It’s only after you get one that you’ll get what I’m referring to but the process is a bit awkward.

 

Apple Watch as a Time Device

Firstly, as a time-device, it’s fantastic. You have several choices as to the style of watch face you want to look at. In addition, you can also display things like battery life, your next calendar appointment, and your local weather conditions are. Very useful. And there are more options to display instead if you prefer.

 

Check out Part 2

I’m now evaluating each of the standard applications that are included with the Apple Watch and that’ll form part two of my personal impressions.

 

 

3 Ways to integrate your iPad, Macbook and iPhone for easy access

To me, one of the best things about Apples products is that they all can work so seamlessly together.

 

With Apple being one of the few product manufacturers that produce hardware and software, I believe that they a huge advantage over their competition.

One of the things I’ve been most often asked by customers is for assistance to make this integration happen.

 

Sometimes it’s simply a matter of getting your iPhone, iPad and Macbook all connected to the same iCloud account. This helps so that when you add a person’s address details on one device, it’ll automatically be pushed out to the other devices.

 

But several folks aren’t aware of other advancements that Apple has made in taking this integration further.

 

One more recent one is called “Handoff” and it allows you to start reading a web page on your Mac and then pick up your iPad, open Safari browser and continue reading that web page exactly where you left it on your Mac.

 

Want to answer a phone call you’ve received to your iPhone but it’s in another room? If you’re working on your Mac, the caller ID will come up on your Mac, as long as it’s connected on the same WiFi network. Then you simply answer the call on your Mac instead of your iPhone. For me, the only slightly amusing side of this happens when I’m in the same room as my Mac, iPad and iPhone- it feels like the whole house is ringing at the same time!

 

Frequently, I am asked for my help because the parents and children have their own Apple devices and when someone decides to download a new song or app, everybody in the house also gets that App as well. Or everybody gets a Text Message (or iMessage) that was meant for just one of the members of the house.

 

This is caused by everybody in the house being logged on to the same iTunes and iCloud account. The solution here is to make sure that each member of the family has their own iTunes and iCloud account. (i.e avoid using one Apple ID for the whole family.)

 

In theory, children under the age of 13 aren’t supposed to have their own Apple ID, and quite a lot of parents don’t want their younger children sending and receiving their own emails, and this isn’t difficult to fix either. I can help with this.

 

If you have questions to ask or a post you’d like to share with us all, just click on the heading of this topic and than at the bottom of the article you’ll see a place where you can type your message to share.

 

Hope this helps and I’ll look forward to hearing from you.

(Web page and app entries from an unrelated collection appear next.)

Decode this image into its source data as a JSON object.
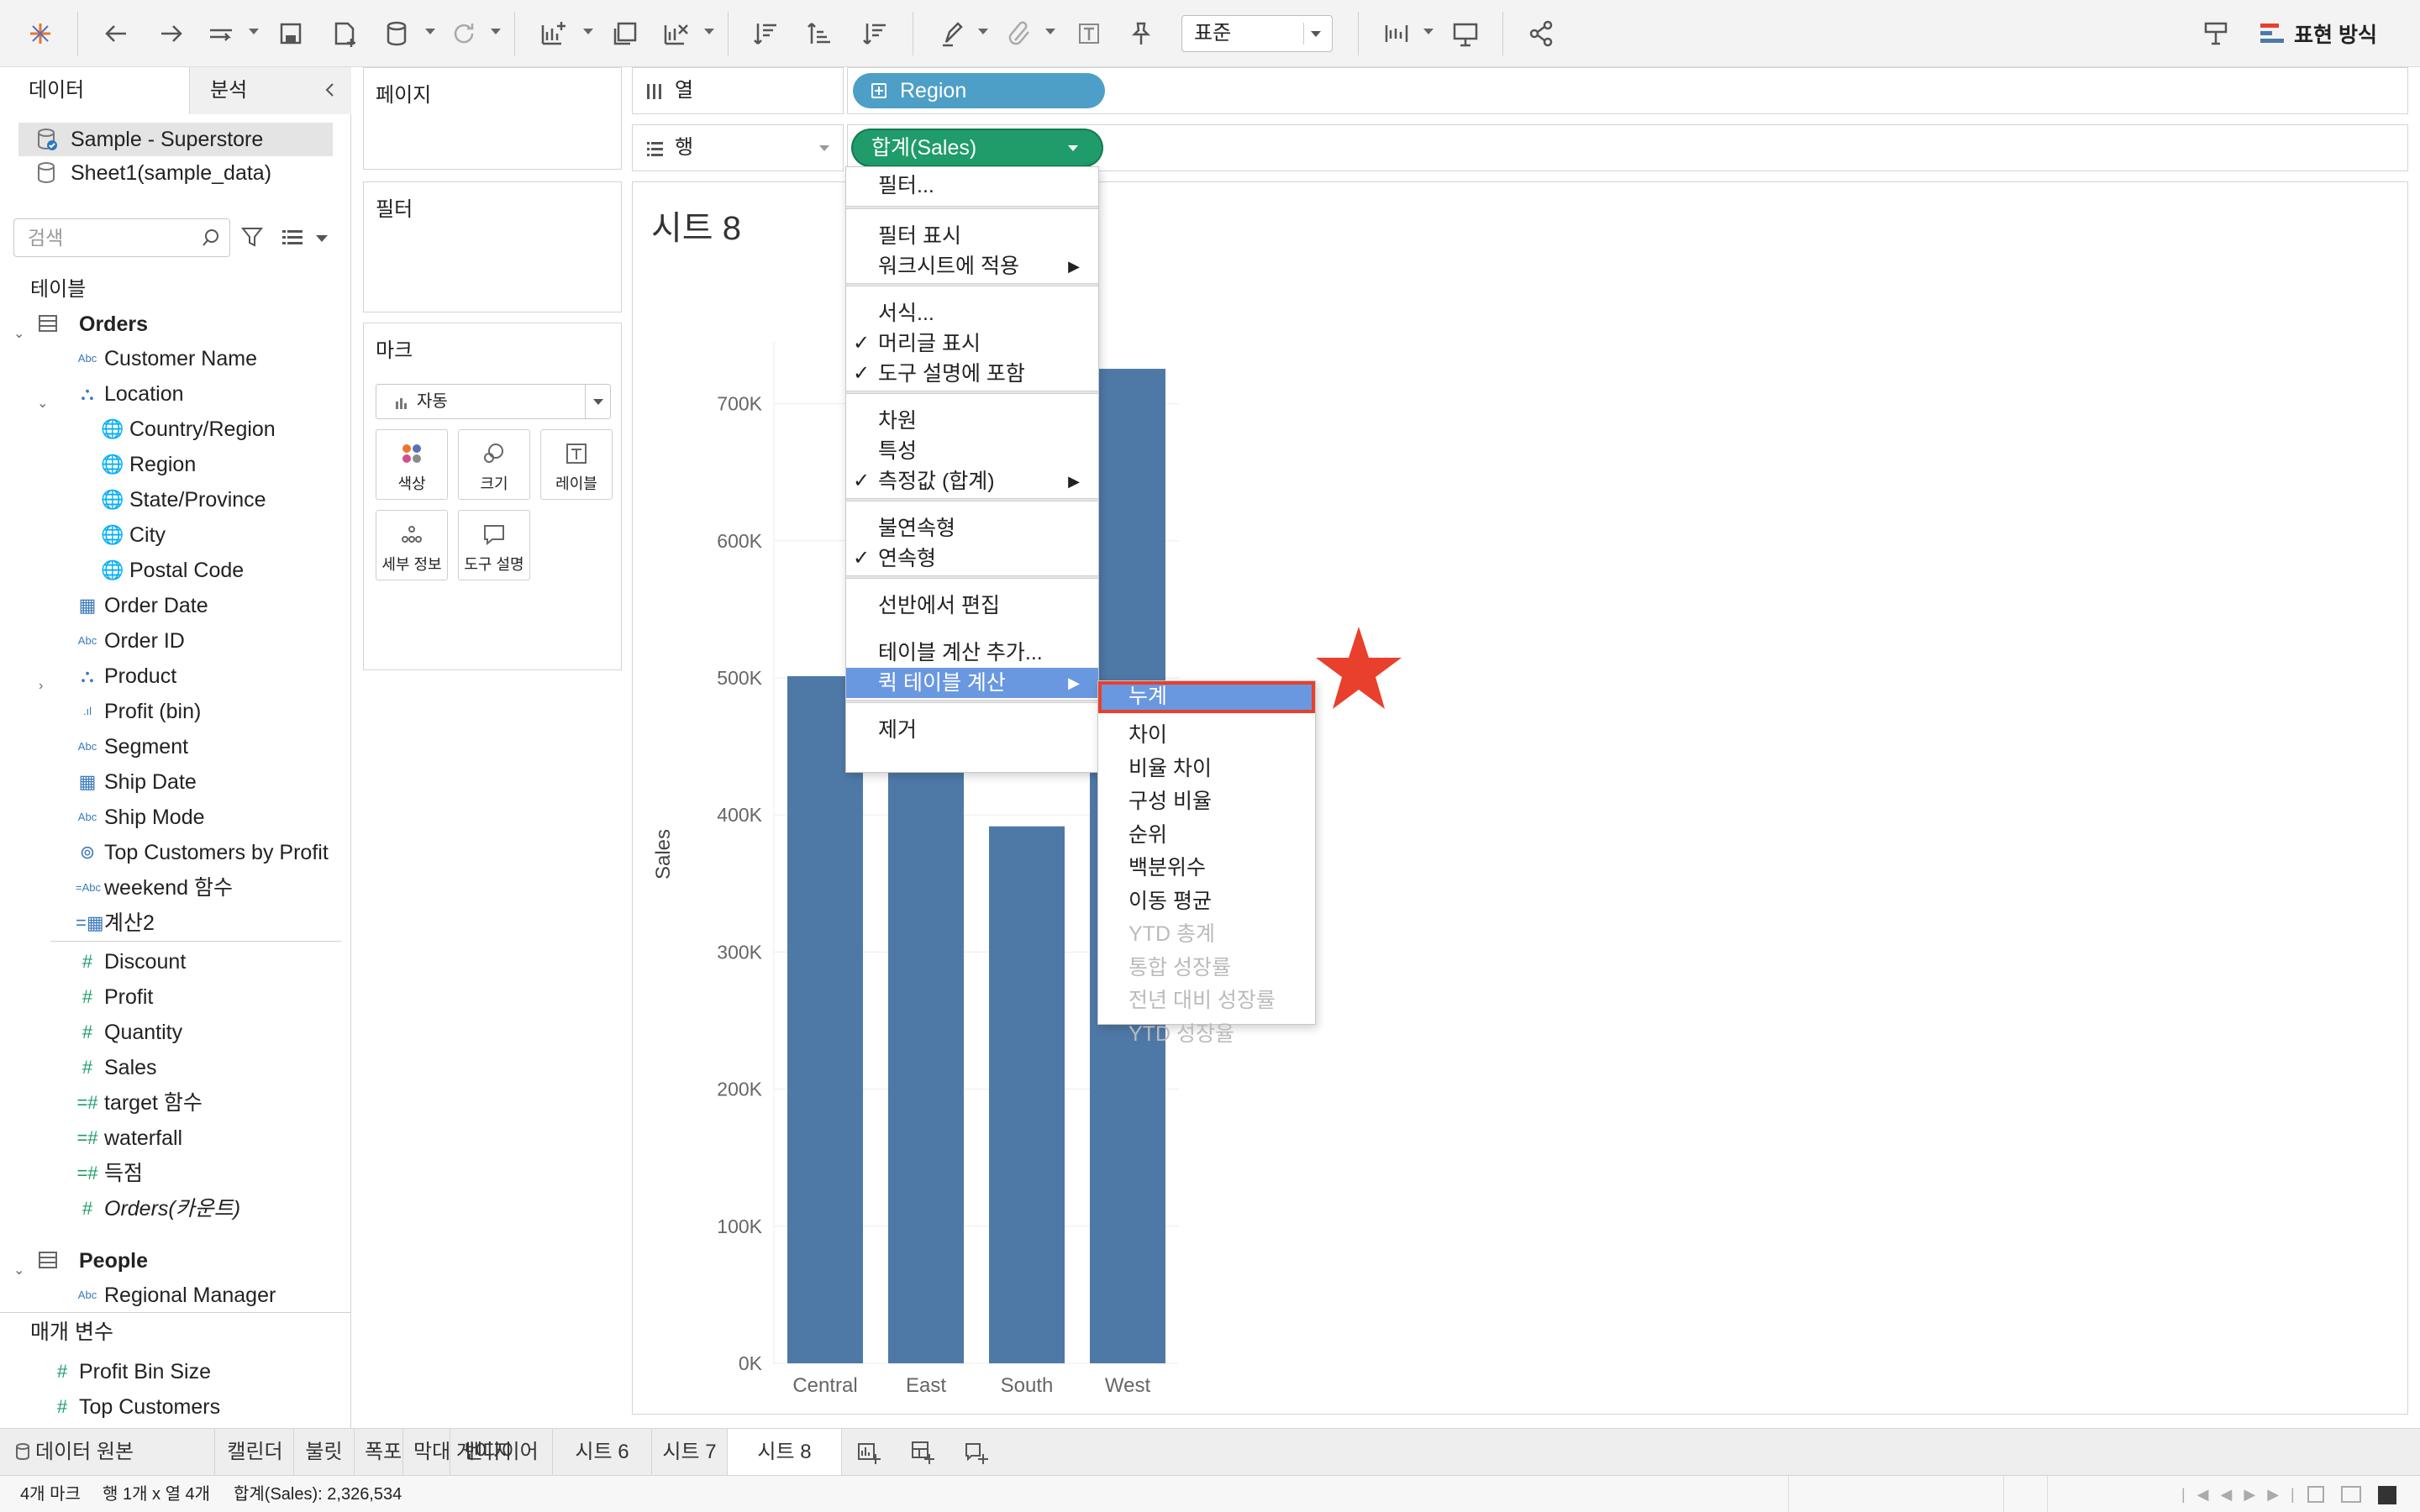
{
  "toolbar": {
    "font_style": "표준",
    "show_me": "표현 방식"
  },
  "data_pane": {
    "tab_data": "데이터",
    "tab_analysis": "분석",
    "datasources": [
      "Sample - Superstore",
      "Sheet1(sample_data)"
    ],
    "search_placeholder": "검색",
    "tables_label": "테이블",
    "orders_table": "Orders",
    "fields": [
      {
        "name": "Customer Name",
        "type": "Abc"
      },
      {
        "name": "Location",
        "type": "hierarchy"
      },
      {
        "name": "Country/Region",
        "type": "geo"
      },
      {
        "name": "Region",
        "type": "geo"
      },
      {
        "name": "State/Province",
        "type": "geo"
      },
      {
        "name": "City",
        "type": "geo"
      },
      {
        "name": "Postal Code",
        "type": "geo"
      },
      {
        "name": "Order Date",
        "type": "date"
      },
      {
        "name": "Order ID",
        "type": "Abc"
      },
      {
        "name": "Product",
        "type": "hierarchy"
      },
      {
        "name": "Profit (bin)",
        "type": "bin"
      },
      {
        "name": "Segment",
        "type": "Abc"
      },
      {
        "name": "Ship Date",
        "type": "date"
      },
      {
        "name": "Ship Mode",
        "type": "Abc"
      },
      {
        "name": "Top Customers by Profit",
        "type": "set"
      },
      {
        "name": "weekend 함수",
        "type": "calc-abc"
      },
      {
        "name": "계산2",
        "type": "calc-date"
      }
    ],
    "measures": [
      {
        "name": "Discount",
        "type": "#"
      },
      {
        "name": "Profit",
        "type": "#"
      },
      {
        "name": "Quantity",
        "type": "#"
      },
      {
        "name": "Sales",
        "type": "#"
      },
      {
        "name": "target 함수",
        "type": "calc-#"
      },
      {
        "name": "waterfall",
        "type": "calc-#"
      },
      {
        "name": "득점",
        "type": "calc-#"
      },
      {
        "name": "Orders(카운트)",
        "type": "#"
      }
    ],
    "people_table": "People",
    "people_fields": [
      {
        "name": "Regional Manager",
        "type": "Abc"
      }
    ],
    "params_label": "매개 변수",
    "params": [
      {
        "name": "Profit Bin Size"
      },
      {
        "name": "Top Customers"
      }
    ]
  },
  "cards": {
    "pages": "페이지",
    "filters": "필터",
    "marks": "마크",
    "mark_type": "자동",
    "mark_buttons": [
      "색상",
      "크기",
      "레이블",
      "세부 정보",
      "도구 설명"
    ]
  },
  "shelves": {
    "columns_label": "열",
    "rows_label": "행",
    "column_pill": "Region",
    "row_pill": "합계(Sales)"
  },
  "sheet": {
    "title": "시트 8"
  },
  "context_menu": {
    "items": [
      {
        "label": "필터...",
        "check": false,
        "arrow": false
      },
      {
        "label": "필터 표시",
        "check": false,
        "arrow": false
      },
      {
        "label": "워크시트에 적용",
        "check": false,
        "arrow": true
      },
      {
        "label": "서식...",
        "check": false,
        "arrow": false
      },
      {
        "label": "머리글 표시",
        "check": true,
        "arrow": false
      },
      {
        "label": "도구 설명에 포함",
        "check": true,
        "arrow": false
      },
      {
        "label": "차원",
        "check": false,
        "arrow": false
      },
      {
        "label": "특성",
        "check": false,
        "arrow": false
      },
      {
        "label": "측정값 (합계)",
        "check": true,
        "arrow": true
      },
      {
        "label": "불연속형",
        "check": false,
        "arrow": false
      },
      {
        "label": "연속형",
        "check": true,
        "arrow": false
      },
      {
        "label": "선반에서 편집",
        "check": false,
        "arrow": false
      },
      {
        "label": "테이블 계산 추가...",
        "check": false,
        "arrow": false
      },
      {
        "label": "퀵 테이블 계산",
        "check": false,
        "arrow": true,
        "highlighted": true
      },
      {
        "label": "제거",
        "check": false,
        "arrow": false
      }
    ],
    "check_mark": "✓",
    "arrow_mark": "▶"
  },
  "submenu": {
    "items": [
      {
        "label": "누계",
        "enabled": true,
        "highlighted": true
      },
      {
        "label": "차이",
        "enabled": true
      },
      {
        "label": "비율 차이",
        "enabled": true
      },
      {
        "label": "구성 비율",
        "enabled": true
      },
      {
        "label": "순위",
        "enabled": true
      },
      {
        "label": "백분위수",
        "enabled": true
      },
      {
        "label": "이동 평균",
        "enabled": true
      },
      {
        "label": "YTD 총계",
        "enabled": false
      },
      {
        "label": "통합 성장률",
        "enabled": false
      },
      {
        "label": "전년 대비 성장률",
        "enabled": false
      },
      {
        "label": "YTD 성장율",
        "enabled": false
      }
    ]
  },
  "chart_data": {
    "type": "bar",
    "categories": [
      "Central",
      "East",
      "South",
      "West"
    ],
    "values": [
      501240,
      678781,
      391722,
      725458
    ],
    "ylabel": "Sales",
    "xlabel": "",
    "yticks": [
      "0K",
      "100K",
      "200K",
      "300K",
      "400K",
      "500K",
      "600K",
      "700K"
    ],
    "ylim": [
      0,
      760000
    ],
    "bar_color": "#4e79a7",
    "grid": true
  },
  "tabs": {
    "datasource": "데이터 원본",
    "sheets": [
      "캘린더",
      "불릿",
      "폭포",
      "막대 게이지",
      "벤다이어",
      "시트 6",
      "시트 7",
      "시트 8"
    ],
    "active": "시트 8"
  },
  "status": {
    "marks": "4개 마크",
    "dims": "행 1개 x 열 4개",
    "sum": "합계(Sales): 2,326,534"
  },
  "colors": {
    "accent_highlight": "#6a98e0",
    "annotation": "#e8402c",
    "dim_pill": "#4e9fc7",
    "measure_pill": "#1f9c6a"
  }
}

Apple Watch: A ‘must-have’ or a ‘toy’?

It looks like I was one of the first few hundred folks that ordered an Apple Watch, Sports Edition, as soon as the Apple Australia web site opened up for orders.

My order is due to arrive between April 24th and May 8th.

I’ll be posting my thoughts here shortly after I receive it and get a chance to put it through its paces.

My key criteria will be what most folks will likely be thinking:

Is Apple Watch a “must have” or just a “nice to have” or just a toy?

One of the challenges here will be evaluating Apple Watch as it works at the time of release (including Apps from other software developers) compared with what the Watch may be capable of doing when the software developers really get their thoughts together and truly add value to make it the product it could be.

Like a huge proportion of you, I’ll be keen to see what value and in what areas it can add to my daily life, versus it’s marketing hype value. I’m certainly not into buying an Apple Watch for the fashion or geek value.

Before even seeing it, I have formed some opinions, as I’m sure you have, but I’ll be sure to post them once I’ve had a chance to see how it fits into my lifestyle.

Regards,

Rob